Government /

San Francisco Reparations Advisory Committee Proposes Paying $5 Million to Each Black Resident

The proposal says the one-time, lump sum payments would compensate for harm caused by both by slavery and by the city's own actions

The government of San Francisco has been advised to pay each African American resident of its city $5 million to rectify past wrongdoings.

San Francisco’s African American Reparations Advisory Committee released a draft proposal suggesting the reparations payment would compensate for slavery as well as the city’s own role in harming the community.

“Since the forced enslavement of people of African descent, there has been both resistance to the institution of chattel slavery and demands for redress thereof,” wrote the advisory committee in the report. “The genetic, psychological, financial, and racial trauma experienced by Black Americans through US chattel slavery is one of the greatest crimes against humanity perpetuated by our nation.”

“This report joins the contemporary discourse about reparations–specifically expanding on the understanding of the role that city governments have played in perpetuating harms that further marginalize their African American communities,” stated the committee. “The recommendations included are proposed to combat the ongoing, explicit, anti-Black discrimination that Black citizens in San Francisco continue to experience.”

The advisory committee said it has identified “various programmatic and policy decisions” that have “enshrined and perpetuated” harm to Black residents of San Francisco.”

According to the proposal, a one-time, lump sum payment of $5 million to each Black resident of the city would “compensate the affected population for the decades of harms that they have experienced, and will redress the economic and opportunity losses” which were caused by “intentional decisions and unintended harms perpetuated by City policy.”

The payments would cost San Francisco an estimated $50 billion. San Francisco’s annual budget is $14 billion for comparison.

The committee has also proposed San Francisco supplement the incomes of Black lower-income households to reflect the Area Median Income for a minimum of 250 years.
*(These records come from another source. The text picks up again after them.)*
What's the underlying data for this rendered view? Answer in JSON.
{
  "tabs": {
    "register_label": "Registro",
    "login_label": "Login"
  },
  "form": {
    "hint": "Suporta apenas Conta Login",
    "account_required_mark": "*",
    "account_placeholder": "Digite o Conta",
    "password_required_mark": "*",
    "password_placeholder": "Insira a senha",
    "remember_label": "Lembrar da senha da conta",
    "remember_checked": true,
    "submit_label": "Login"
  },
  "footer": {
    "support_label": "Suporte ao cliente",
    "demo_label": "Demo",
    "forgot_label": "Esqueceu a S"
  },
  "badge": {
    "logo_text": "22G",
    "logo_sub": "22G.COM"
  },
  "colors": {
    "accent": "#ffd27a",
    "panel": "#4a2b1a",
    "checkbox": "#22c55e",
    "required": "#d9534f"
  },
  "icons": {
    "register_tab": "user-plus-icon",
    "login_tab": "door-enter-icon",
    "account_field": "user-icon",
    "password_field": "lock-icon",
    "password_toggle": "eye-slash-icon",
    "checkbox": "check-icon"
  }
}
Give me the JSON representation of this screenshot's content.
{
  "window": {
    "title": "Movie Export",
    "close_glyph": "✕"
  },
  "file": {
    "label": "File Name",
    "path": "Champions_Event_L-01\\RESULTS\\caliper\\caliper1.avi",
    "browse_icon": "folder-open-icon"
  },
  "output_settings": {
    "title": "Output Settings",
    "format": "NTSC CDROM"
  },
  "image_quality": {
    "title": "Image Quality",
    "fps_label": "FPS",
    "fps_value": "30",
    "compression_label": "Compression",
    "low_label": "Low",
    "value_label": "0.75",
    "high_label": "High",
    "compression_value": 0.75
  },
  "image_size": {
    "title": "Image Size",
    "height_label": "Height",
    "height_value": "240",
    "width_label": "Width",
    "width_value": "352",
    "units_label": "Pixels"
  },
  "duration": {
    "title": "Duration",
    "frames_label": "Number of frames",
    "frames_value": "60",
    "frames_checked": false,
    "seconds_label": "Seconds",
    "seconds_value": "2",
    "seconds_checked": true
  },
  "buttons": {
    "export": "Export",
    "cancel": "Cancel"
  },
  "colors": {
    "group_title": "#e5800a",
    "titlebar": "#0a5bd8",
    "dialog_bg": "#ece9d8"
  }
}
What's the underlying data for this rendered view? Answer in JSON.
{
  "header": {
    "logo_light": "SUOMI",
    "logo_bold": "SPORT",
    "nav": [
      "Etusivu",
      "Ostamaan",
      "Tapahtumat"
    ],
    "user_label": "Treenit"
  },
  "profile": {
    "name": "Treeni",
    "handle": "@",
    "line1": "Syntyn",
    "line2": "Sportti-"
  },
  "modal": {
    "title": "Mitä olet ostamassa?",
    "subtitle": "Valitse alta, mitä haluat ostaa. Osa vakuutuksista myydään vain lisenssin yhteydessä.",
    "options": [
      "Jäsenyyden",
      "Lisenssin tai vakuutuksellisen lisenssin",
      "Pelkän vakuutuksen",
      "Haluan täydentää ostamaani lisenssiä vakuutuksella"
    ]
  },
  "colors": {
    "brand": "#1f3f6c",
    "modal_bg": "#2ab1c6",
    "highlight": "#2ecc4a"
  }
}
The AMI of San Fransico in 2022 was $97,000.

The proposal also requests the city provide access to financial education, create a public bank framework for “unbanked” people, offer retirement services, recruit a Black-owned community bank, and offer tax credits for those who qualify for reparations. 

San Francisco was also asked to dispel all educational, personal, and credit card debts as well as payday loans incurred by Black households. 

In addition to being at least 18 years of age and being Black “on public documents for at least 10 years,” residents will qualify for reparations and the additional suggested support if they met two of eight criteria, which include: being born in the city between 1940 and 1996 and resided there for at least 13 years, having migrated to the city between 1940 and 1996 and having resided there for at least 13 years, being “personally, or the direct descendant of someone, incarcerated by the failed War on Drugs,” show proof “of attendance in San Francisco public schools during the time of the consent decree to complete desegregation within the school system,” be a “listed, or the direct descendant of, a Certificate of Preference holder,” or have been “displaced, or the direct descendant of someone displaced, from San Francisco by Urban Renewal between 1954 and 1973.”

Residents could also be either the “descendant of someone enslaved through US chattel slavery before 1865” or a “member of an historically marginalized group that experienced lending discrimination in San Francisco between 1937 and 1968 or, subsequently, experienced lending discrimination in formerly redlined San Francisco communities between 1968 and 2008.”

The advisory committee’s proposal was prepared by the staff of the San Francisco Human Rights Commission. It will be reviewed and considered by Mayor London Breed, the San Francisco Board of Supervisors, and the San Francisco Human Rights Commission.

The city’s African American Reparations Advisory Committee was established in May 2021 and is comprised of 15 appointed members. The group focuses on “improving education, housing, workforce development, economic opportunities, financial stability, small businesses, transit access, and food security while reducing violence, health disparities and over-criminalization” of Black people in San Francisco.

*For corrections please email [email protected]*